Problem requirements: Which lines of the data below hold "would"? Copy each of them.

Stored data:
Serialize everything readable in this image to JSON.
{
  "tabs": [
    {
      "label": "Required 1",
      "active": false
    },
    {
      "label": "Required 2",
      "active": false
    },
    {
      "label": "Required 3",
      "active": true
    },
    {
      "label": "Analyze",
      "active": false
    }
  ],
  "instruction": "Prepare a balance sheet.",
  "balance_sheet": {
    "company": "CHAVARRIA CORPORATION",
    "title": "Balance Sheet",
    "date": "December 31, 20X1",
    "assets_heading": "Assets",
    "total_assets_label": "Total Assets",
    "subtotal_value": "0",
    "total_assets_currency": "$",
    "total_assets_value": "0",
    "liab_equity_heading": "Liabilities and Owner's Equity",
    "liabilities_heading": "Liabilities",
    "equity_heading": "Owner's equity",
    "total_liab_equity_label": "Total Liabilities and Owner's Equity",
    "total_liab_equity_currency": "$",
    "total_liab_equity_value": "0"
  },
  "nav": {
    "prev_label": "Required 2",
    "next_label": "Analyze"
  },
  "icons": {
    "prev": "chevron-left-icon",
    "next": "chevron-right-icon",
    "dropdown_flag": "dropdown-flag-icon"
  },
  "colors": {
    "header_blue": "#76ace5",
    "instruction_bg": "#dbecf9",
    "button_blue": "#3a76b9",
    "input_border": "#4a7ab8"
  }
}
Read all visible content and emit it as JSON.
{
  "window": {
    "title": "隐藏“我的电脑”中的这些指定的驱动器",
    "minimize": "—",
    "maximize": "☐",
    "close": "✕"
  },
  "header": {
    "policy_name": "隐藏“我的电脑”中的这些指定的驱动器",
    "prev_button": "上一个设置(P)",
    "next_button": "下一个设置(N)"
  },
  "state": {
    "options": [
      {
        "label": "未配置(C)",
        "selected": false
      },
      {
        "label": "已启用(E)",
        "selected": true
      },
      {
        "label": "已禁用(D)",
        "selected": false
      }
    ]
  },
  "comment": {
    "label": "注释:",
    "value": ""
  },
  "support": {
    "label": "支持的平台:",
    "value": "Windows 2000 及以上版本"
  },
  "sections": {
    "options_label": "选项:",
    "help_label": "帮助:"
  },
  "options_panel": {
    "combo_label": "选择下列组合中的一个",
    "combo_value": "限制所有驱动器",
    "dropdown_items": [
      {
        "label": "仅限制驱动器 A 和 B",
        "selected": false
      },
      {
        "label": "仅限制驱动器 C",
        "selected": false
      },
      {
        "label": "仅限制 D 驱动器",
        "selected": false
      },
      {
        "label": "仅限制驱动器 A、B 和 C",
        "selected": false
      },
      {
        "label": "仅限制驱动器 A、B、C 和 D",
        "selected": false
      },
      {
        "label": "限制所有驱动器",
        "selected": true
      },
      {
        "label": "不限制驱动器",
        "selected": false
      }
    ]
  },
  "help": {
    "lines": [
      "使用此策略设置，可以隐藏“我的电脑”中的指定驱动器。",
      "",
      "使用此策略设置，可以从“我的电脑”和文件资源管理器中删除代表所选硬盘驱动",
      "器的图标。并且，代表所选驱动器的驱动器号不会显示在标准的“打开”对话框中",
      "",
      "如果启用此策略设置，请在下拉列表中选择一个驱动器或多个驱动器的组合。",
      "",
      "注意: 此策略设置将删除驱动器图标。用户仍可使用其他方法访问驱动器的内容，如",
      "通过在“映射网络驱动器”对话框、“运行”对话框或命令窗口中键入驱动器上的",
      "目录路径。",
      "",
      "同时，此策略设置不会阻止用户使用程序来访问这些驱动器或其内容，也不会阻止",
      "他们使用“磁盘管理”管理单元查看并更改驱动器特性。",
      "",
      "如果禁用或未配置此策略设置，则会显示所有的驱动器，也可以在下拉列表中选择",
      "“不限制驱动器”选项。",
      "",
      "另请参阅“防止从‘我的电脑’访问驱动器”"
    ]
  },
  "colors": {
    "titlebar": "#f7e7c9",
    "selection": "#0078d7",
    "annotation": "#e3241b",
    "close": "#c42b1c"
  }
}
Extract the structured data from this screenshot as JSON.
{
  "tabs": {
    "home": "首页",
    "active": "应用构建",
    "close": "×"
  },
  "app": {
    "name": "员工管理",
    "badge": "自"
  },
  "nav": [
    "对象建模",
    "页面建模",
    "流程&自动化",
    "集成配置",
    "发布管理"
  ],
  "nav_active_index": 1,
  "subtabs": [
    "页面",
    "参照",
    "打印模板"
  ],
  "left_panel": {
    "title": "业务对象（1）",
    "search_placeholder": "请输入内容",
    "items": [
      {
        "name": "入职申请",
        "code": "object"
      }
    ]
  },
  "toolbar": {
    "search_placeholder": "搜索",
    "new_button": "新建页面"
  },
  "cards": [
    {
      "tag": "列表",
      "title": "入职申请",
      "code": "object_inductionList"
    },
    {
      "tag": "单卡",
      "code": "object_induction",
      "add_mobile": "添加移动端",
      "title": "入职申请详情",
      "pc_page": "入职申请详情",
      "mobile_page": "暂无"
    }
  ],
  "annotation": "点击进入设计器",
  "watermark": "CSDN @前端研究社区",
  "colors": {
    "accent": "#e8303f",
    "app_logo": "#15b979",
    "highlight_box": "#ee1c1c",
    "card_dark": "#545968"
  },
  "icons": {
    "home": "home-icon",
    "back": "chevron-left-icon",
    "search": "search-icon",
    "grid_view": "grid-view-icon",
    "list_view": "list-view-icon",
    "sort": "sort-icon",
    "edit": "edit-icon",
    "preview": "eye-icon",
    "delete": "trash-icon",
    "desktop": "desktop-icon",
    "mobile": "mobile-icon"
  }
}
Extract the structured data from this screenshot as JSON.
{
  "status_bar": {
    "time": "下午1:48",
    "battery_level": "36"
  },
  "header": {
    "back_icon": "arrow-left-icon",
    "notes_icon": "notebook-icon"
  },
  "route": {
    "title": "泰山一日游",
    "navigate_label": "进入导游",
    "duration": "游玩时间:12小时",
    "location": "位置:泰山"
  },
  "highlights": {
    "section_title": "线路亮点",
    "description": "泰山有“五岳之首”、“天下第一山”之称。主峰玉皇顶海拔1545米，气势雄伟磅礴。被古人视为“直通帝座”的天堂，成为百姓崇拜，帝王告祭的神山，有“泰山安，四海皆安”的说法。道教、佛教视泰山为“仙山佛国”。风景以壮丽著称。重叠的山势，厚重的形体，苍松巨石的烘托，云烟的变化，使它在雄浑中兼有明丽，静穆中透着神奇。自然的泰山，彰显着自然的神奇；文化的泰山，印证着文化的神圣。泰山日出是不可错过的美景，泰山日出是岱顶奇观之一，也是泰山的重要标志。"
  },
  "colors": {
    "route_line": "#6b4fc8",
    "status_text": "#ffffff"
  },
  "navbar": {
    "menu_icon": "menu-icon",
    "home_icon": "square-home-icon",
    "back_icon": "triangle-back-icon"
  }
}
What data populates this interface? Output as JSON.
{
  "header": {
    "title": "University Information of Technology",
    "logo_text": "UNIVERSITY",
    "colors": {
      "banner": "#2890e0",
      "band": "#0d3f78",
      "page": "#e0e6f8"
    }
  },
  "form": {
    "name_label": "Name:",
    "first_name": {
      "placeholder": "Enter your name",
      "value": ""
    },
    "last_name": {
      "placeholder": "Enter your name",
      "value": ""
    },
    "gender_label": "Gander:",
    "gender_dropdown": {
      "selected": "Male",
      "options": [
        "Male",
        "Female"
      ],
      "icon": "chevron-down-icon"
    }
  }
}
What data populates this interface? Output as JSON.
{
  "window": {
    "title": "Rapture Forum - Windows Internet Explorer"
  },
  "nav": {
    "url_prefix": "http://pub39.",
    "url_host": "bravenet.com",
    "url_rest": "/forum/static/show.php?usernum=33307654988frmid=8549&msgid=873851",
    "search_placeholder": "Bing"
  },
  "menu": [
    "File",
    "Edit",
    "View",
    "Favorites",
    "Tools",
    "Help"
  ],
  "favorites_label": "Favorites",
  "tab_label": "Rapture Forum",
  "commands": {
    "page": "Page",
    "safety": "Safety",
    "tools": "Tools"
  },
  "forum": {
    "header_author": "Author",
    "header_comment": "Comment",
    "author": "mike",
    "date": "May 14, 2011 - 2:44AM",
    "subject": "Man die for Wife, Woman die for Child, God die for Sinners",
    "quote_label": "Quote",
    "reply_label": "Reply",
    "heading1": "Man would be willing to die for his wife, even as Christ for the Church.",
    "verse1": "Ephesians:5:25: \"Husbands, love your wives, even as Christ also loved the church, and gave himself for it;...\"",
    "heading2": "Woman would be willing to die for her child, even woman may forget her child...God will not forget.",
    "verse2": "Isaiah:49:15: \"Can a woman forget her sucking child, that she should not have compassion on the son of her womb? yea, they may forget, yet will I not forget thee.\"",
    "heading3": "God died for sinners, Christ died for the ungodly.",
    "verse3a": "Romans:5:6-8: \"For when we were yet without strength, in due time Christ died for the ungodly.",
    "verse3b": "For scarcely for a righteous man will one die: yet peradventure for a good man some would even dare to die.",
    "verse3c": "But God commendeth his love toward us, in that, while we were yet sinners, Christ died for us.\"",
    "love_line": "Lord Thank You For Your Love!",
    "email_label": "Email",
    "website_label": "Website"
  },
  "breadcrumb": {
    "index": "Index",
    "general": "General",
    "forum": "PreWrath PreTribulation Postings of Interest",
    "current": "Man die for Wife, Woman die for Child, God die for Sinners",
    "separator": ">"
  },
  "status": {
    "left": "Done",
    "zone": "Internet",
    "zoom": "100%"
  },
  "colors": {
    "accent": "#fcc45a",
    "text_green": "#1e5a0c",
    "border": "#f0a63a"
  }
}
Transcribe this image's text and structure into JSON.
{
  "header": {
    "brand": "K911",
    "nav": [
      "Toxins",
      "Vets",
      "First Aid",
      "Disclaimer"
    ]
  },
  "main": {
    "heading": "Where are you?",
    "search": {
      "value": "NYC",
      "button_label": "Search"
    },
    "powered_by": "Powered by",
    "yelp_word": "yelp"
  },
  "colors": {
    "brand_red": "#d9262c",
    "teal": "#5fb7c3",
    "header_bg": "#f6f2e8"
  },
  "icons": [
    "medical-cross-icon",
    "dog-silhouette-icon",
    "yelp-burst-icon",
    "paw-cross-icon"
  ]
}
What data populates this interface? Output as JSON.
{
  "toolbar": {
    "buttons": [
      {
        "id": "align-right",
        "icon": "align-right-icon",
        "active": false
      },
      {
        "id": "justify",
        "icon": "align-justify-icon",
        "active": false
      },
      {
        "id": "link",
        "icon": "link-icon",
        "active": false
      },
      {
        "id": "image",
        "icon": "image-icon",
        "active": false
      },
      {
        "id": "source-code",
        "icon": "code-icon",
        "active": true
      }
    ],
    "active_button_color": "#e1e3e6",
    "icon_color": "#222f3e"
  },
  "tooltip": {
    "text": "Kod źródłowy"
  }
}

Exercise solution:
    "heading1": "Man would be willing to die for his wife, even as Christ for the Church.",
    "heading2": "Woman would be willing to die for her child, even woman may forget her child...God will not forget.",
    "verse3b": "For scarcely for a righteous man will one die: yet peradventure for a good man some would even dare to die.",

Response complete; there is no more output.